    If you want to change the value in the second column later, it could make more sense to keep it as null until it's actually changed.


    Thank you!

    My blog: http://aboutsqlserver.com

    Wednesday, September 14, 2011 6:49 PM
  • taking the simple example of a user table below

    Id    User_Id  FirstName  LastName

    1        1            Jill            Smith

    when the user modifies the last name twice ,the data supposed to be inserted is

    2        1           Jill             A

    3        1           Jill             B

    Now inserting a new user

    4        4           Ron           W

    where the user_id 1 or 4 remains constant as unique Id for that user. all the new users get the key of the ID as User_id.Hope this helps...


    • Edited by bala_BT Wednesday, September 14, 2011 8:40 PM
    Wednesday, September 14, 2011 8:40 PM
  • It's still not clear for me why do you want to keep ID = User_ID for the original/first version of the user.

    How do you reference the table - by unique ID or by pair of ID/User_ID?

    In the first case (referencing by ID), I'd something like that:

    create table dbo.Users
    (
    	UserID int not null,
    	ID int not null default identity(1,1)
    	...
    )


    and generate UserId with something like that: http://aboutsqlserver.com/2010/10/03/sunday-t-sql-tip-how-to-generate-pseudo-identity-values/

     

    You also need to think about CI/NCI in such case - it should be either CI on (UserId, ID) and unique NCI on (ID) or vise versa. Depends on your queries.

    If you reference table by the pair of values(User_Id, ID), I'd probably replace ID with the version and don't bother with identity at all. Something like that:

    create table dbo.Users
    (
    	UserID int not null,
    	VersionID int not null 
    		constraint DEF_Users_VersionId
    		default 0,
    
    	constraint PK_Users
    	primary key clustered(UserId, VersionId)
    )
    

    I'd generate UserID the same way as above and increment versionId for the new versions of the row starting with 0.

    Last, but not least, if you don't need to reference anything but last version of the user, I'd keep only the one version in this table and store old versions (history of the changes) in the different place


    Thank you!

    My blog: http://aboutsqlserver.com


    Thursday, September 15, 2011 12:27 AM
  • Thanks Dmitri and all. I got good material for a different thought process.
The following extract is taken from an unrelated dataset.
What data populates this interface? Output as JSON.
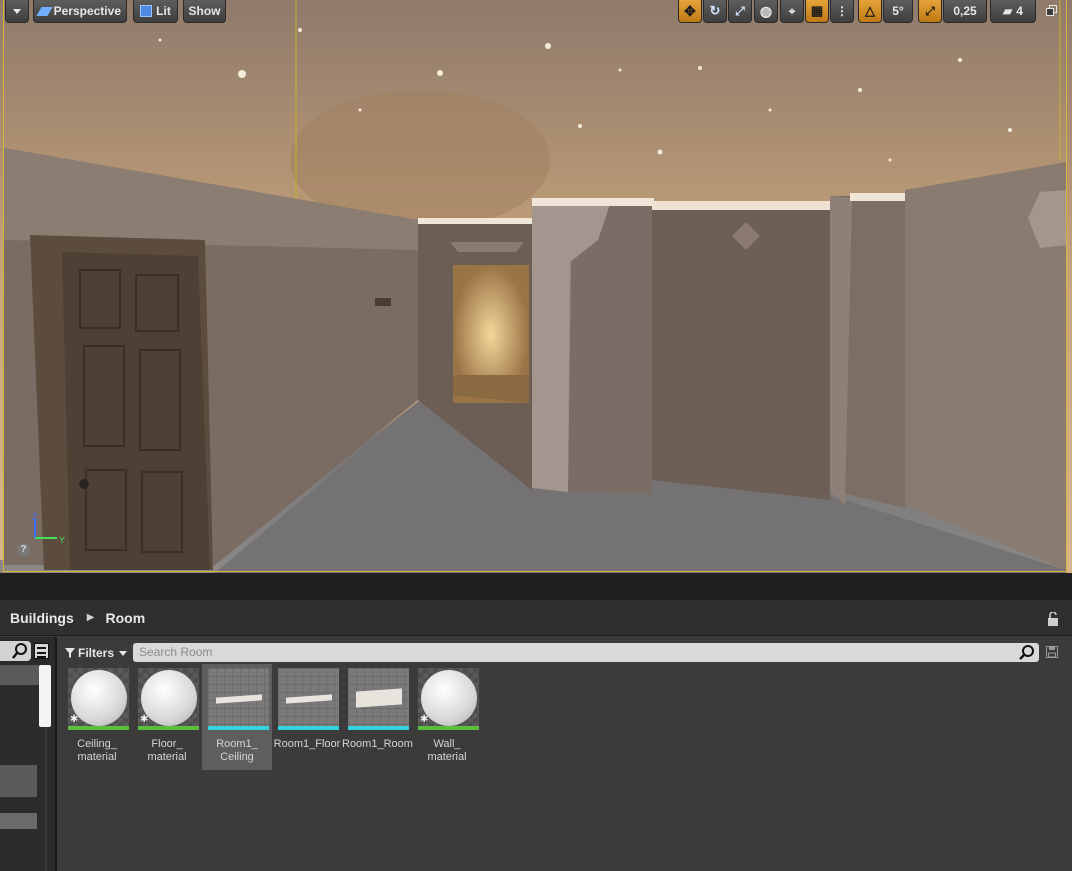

Appreciate It!
    Thursday, September 15, 2011 4:00 PM
  • Dmitri,

     

    A quick question. Just thinking that PK on ( ID,User_ID) is better than PK on (User_Id,Version_Id) because,

    in the former case CI will be based on ID which is a sequential number, hence less fragmentation because it keeps on inserting at the end of the index. where as in later case having CI on User_Id might make the Index fragment more. Suggestions please!
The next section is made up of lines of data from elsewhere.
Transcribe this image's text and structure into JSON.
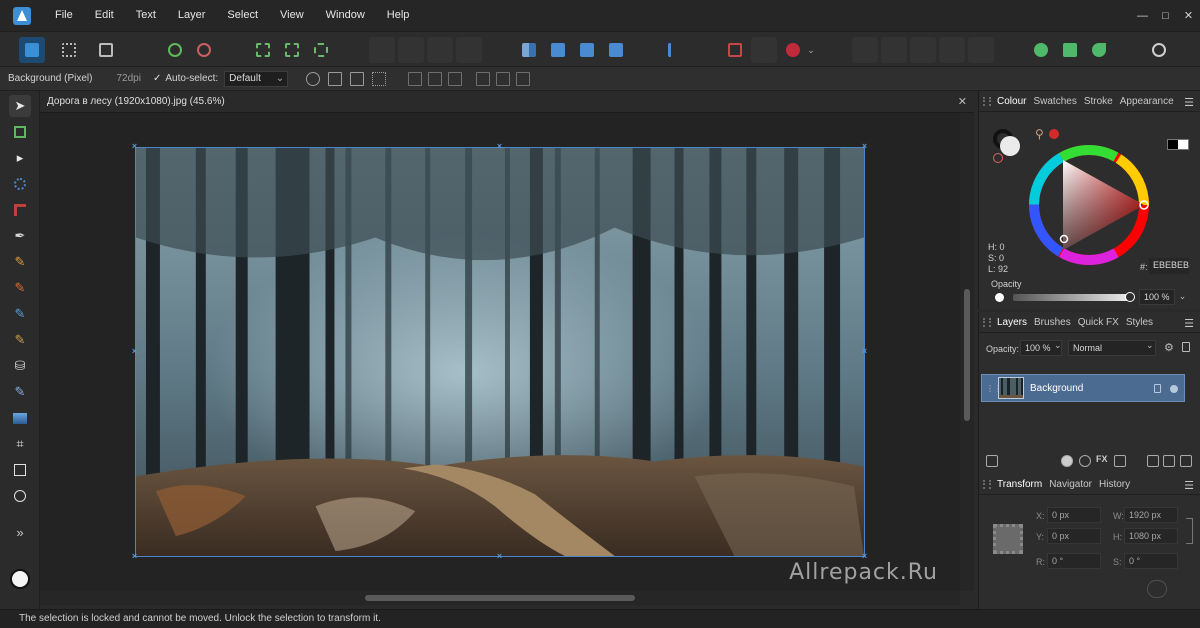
{
  "menu": [
    "File",
    "Edit",
    "Text",
    "Layer",
    "Select",
    "View",
    "Window",
    "Help"
  ],
  "window_controls": {
    "minimize": "—",
    "maximize": "□",
    "close": "✕"
  },
  "context": {
    "layer_type": "Background (Pixel)",
    "dpi": "72dpi",
    "auto_select_label": "Auto-select:",
    "auto_select_value": "Default",
    "auto_select_checked": true
  },
  "document": {
    "tab_title": "Дорога в лесу (1920x1080).jpg (45.6%)",
    "close_symbol": "✕",
    "watermark": "Allrepack.Ru"
  },
  "status": {
    "message": "The selection is locked and cannot be moved. Unlock the selection to transform it."
  },
  "colour_panel": {
    "tabs": [
      "Colour",
      "Swatches",
      "Stroke",
      "Appearance"
    ],
    "h": "H: 0",
    "s": "S: 0",
    "l": "L: 92",
    "hex_label": "#:",
    "hex_value": "EBEBEB",
    "opacity_label": "Opacity",
    "opacity_value": "100 %",
    "accent_red": "#d42a2a"
  },
  "layers_panel": {
    "tabs": [
      "Layers",
      "Brushes",
      "Quick FX",
      "Styles"
    ],
    "opacity_label": "Opacity:",
    "opacity_value": "100 %",
    "blend_mode": "Normal",
    "layers": [
      {
        "name": "Background",
        "selected": true
      }
    ]
  },
  "transform_panel": {
    "tabs": [
      "Transform",
      "Navigator",
      "History"
    ],
    "x_label": "X:",
    "x_value": "0 px",
    "y_label": "Y:",
    "y_value": "0 px",
    "w_label": "W:",
    "w_value": "1920 px",
    "h_label": "H:",
    "h_value": "1080 px",
    "r_label": "R:",
    "r_value": "0 °",
    "s_label": "S:",
    "s_value": "0 °"
  }
}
    Just to mention most of the queries access only user_id on which i was planning to have a NCI.

    Thursday, September 15, 2011 4:13 PM
  • Bala,

    It really depends. Price of key lookup with NCI is high especially if you have very large table. It could be acceptable if your queries deal with small # of rows (small # of key lookups from table) although in case of large row sets you'd have performance degradations. Of course, I'm talking about the case when covered indexes are not in the game.

    Unless you have very high amount of inserts and very small amount of selects I would try to go with CI as (User_ID, ID) with perhaps some maintenance plan and fillfactor slightly less than 100%. It should work better because it illuminates key lookups even if it introduces page splits/fragmentation during insert stage. But, obviously, it's good idea to test both cases.


    Thank you!

    My blog: http://aboutsqlserver.com

    Thursday, September 15, 2011 6:30 PM